Sarikoc, Sena LU
supervisor
organization
course
STVM17 20111
year
type
H2 - Master's Degree (Two Years)
subject
keywords
European Union, Turkey, migration and asylum, critical security studies, critical discourse analysis
language
English
id
2063518
date added to LUP
2011-08-31 15:46:41
date last changed
2011-08-31 15:46:41
@misc{2063518,
  abstract     = {This study contributes to the current literature on migration and asylum as an empirical study that evaluates the increasing claims about their securitisation, in the context of membership negotiations between the EU and Turkey. Departing from the theoretical frameworks of the Copenhagen and the Paris Schools of critical security studies, the study moves onwards to propose an analytical framework that comprises both discursive and non-discursive practices. Accordingly, the study analyses official EU and Turkish discourse on migration and asylum as well as particular security technologies and bureaucratic policies (namely visa policy, border controls and readmission agreements) which are required to be implemented by Turkey as part of its accession to the Union. The study concludes that, although migration and asylum is not securitised in the accession process of Turkey to the EU in the Copenhagen School’s sense of the term; insecurity is inscribed into migration and asylum related themes through complicated linkages between policy issues, and negotiations in favour of the short-term political interests and fears of the EU and Turkey.},
  author       = {Sarikoc, Sena},
  keyword      = {European Union,Turkey,migration and asylum,critical security studies,critical discourse analysis},
  language     = {eng},
  note         = {Student Paper},
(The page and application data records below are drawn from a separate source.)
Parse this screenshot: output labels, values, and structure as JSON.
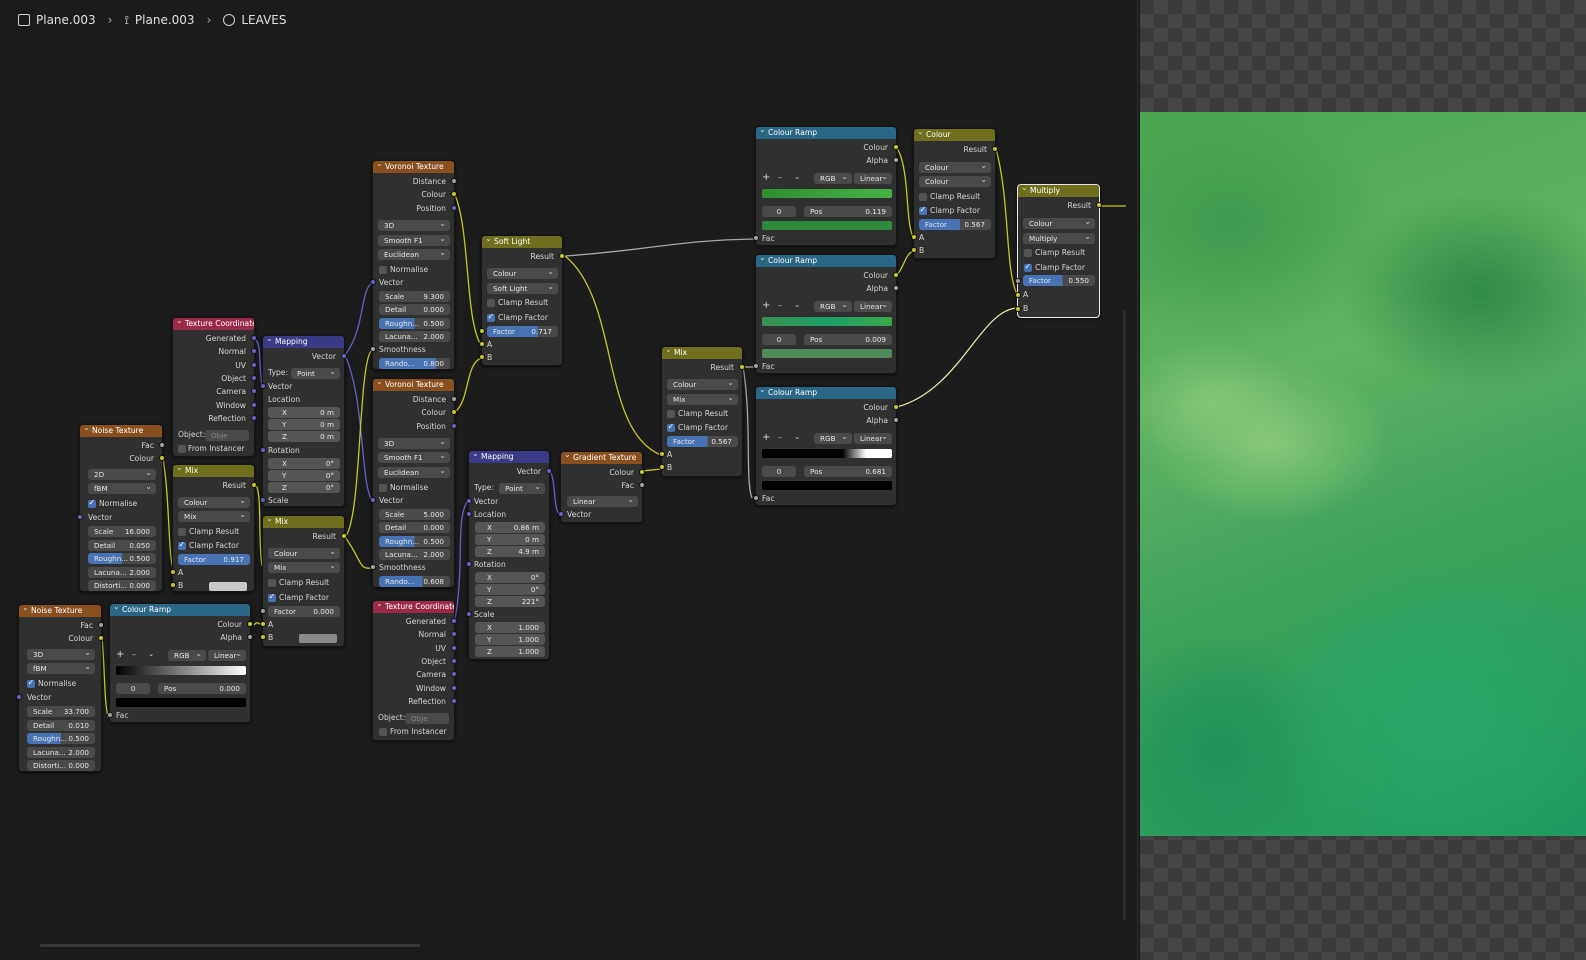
{
  "header": {
    "object": "Plane.003",
    "mesh": "Plane.003",
    "material": "LEAVES"
  },
  "lbl": {
    "fac": "Fac",
    "colour": "Colour",
    "vector": "Vector",
    "result": "Result",
    "a": "A",
    "b": "B",
    "alpha": "Alpha",
    "distance": "Distance",
    "position": "Position",
    "generated": "Generated",
    "normal": "Normal",
    "uv": "UV",
    "object": "Object",
    "camera": "Camera",
    "window": "Window",
    "reflection": "Reflection",
    "location": "Location",
    "rotation": "Rotation",
    "scale": "Scale",
    "smoothness": "Smoothness",
    "x": "X",
    "y": "Y",
    "z": "Z",
    "normalise": "Normalise",
    "clamp_result": "Clamp Result",
    "clamp_factor": "Clamp Factor",
    "from_instancer": "From Instancer",
    "object_field": "Object:",
    "type": "Type:",
    "point": "Point",
    "mix": "Mix",
    "rgb": "RGB",
    "linear": "Linear",
    "d2": "2D",
    "d3": "3D",
    "fbm": "fBM",
    "smoothf1": "Smooth F1",
    "euclidean": "Euclidean",
    "factor": "Factor",
    "detail": "Detail",
    "rough": "Roughn...",
    "lacuna": "Lacuna...",
    "distort": "Distorti...",
    "rando": "Rando...",
    "pos": "Pos",
    "zero": "0",
    "plus": "+",
    "minus": "–",
    "chev": "⌄",
    "objph": "Obje",
    "softlight": "Soft Light",
    "multiply": "Multiply",
    "zm": "0 m",
    "zd": "0°",
    "one": "1.000"
  },
  "nodes": {
    "noise1": {
      "title": "Noise Texture",
      "scale": "16.000",
      "detail": "0.050",
      "rough": "0.500",
      "lacuna": "2.000",
      "distort": "0.000"
    },
    "noise2": {
      "title": "Noise Texture",
      "scale": "33.700",
      "detail": "0.010",
      "rough": "0.500",
      "lacuna": "2.000",
      "distort": "0.000"
    },
    "texcoord1": {
      "title": "Texture Coordinate"
    },
    "texcoord2": {
      "title": "Texture Coordinate"
    },
    "mapping1": {
      "title": "Mapping"
    },
    "mapping2": {
      "title": "Mapping",
      "lx": "0.86 m",
      "ly": "0 m",
      "lz": "4.9 m",
      "rz": "221°"
    },
    "mix1": {
      "title": "Mix",
      "factor": "0.917"
    },
    "mix2": {
      "title": "Mix",
      "factor": "0.000"
    },
    "mix3": {
      "title": "Mix",
      "factor": "0.567"
    },
    "ramp1": {
      "title": "Colour Ramp",
      "pos": "0.000"
    },
    "voronoi1": {
      "title": "Voronoi Texture",
      "scale": "9.300",
      "detail": "0.000",
      "rough": "0.500",
      "lacuna": "2.000",
      "rando": "0.800"
    },
    "voronoi2": {
      "title": "Voronoi Texture",
      "scale": "5.000",
      "detail": "0.000",
      "rough": "0.500",
      "lacuna": "2.000",
      "rando": "0.608"
    },
    "softlight": {
      "title": "Soft Light",
      "factor": "0.717"
    },
    "gradient": {
      "title": "Gradient Texture"
    },
    "ramp2": {
      "title": "Colour Ramp",
      "pos": "0.119"
    },
    "ramp3": {
      "title": "Colour Ramp",
      "pos": "0.009"
    },
    "ramp4": {
      "title": "Colour Ramp",
      "pos": "0.681"
    },
    "colour": {
      "title": "Colour",
      "factor": "0.567"
    },
    "multiply": {
      "title": "Multiply",
      "factor": "0.550"
    }
  },
  "colors": {
    "texture_header": "#8a4f1e",
    "input_header": "#9b2a48",
    "vector_header": "#3a3a86",
    "color_header": "#6e6e1d",
    "converter_header": "#2a6686",
    "color_socket": "#c7c729",
    "float_socket": "#a1a1a1",
    "vector_socket": "#6363c7",
    "accent": "#4772b3"
  }
}
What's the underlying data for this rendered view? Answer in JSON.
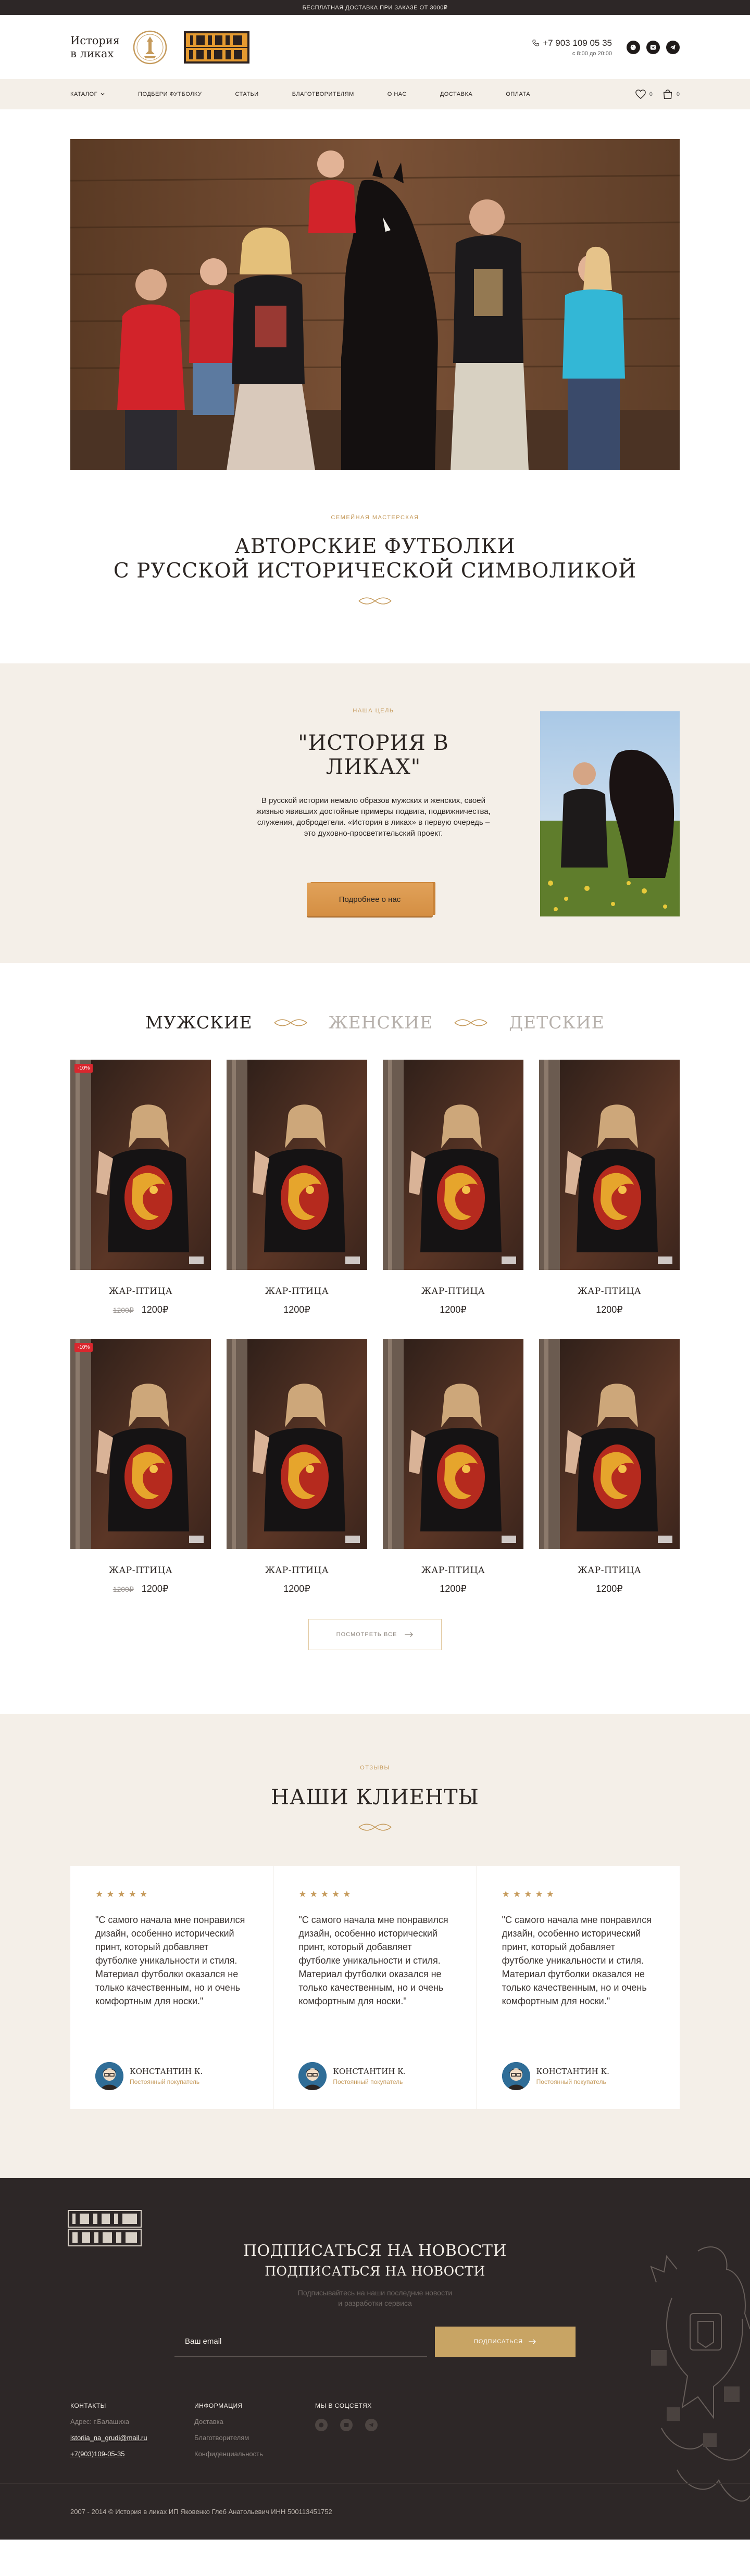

  title        = {Migration and Asylum in the Accession Process of Turkey to the EU - A Case of 'Securitisation' According to the Copenhagen and the Paris Schools of Critical Security Studies?},
  year         = {2011},
}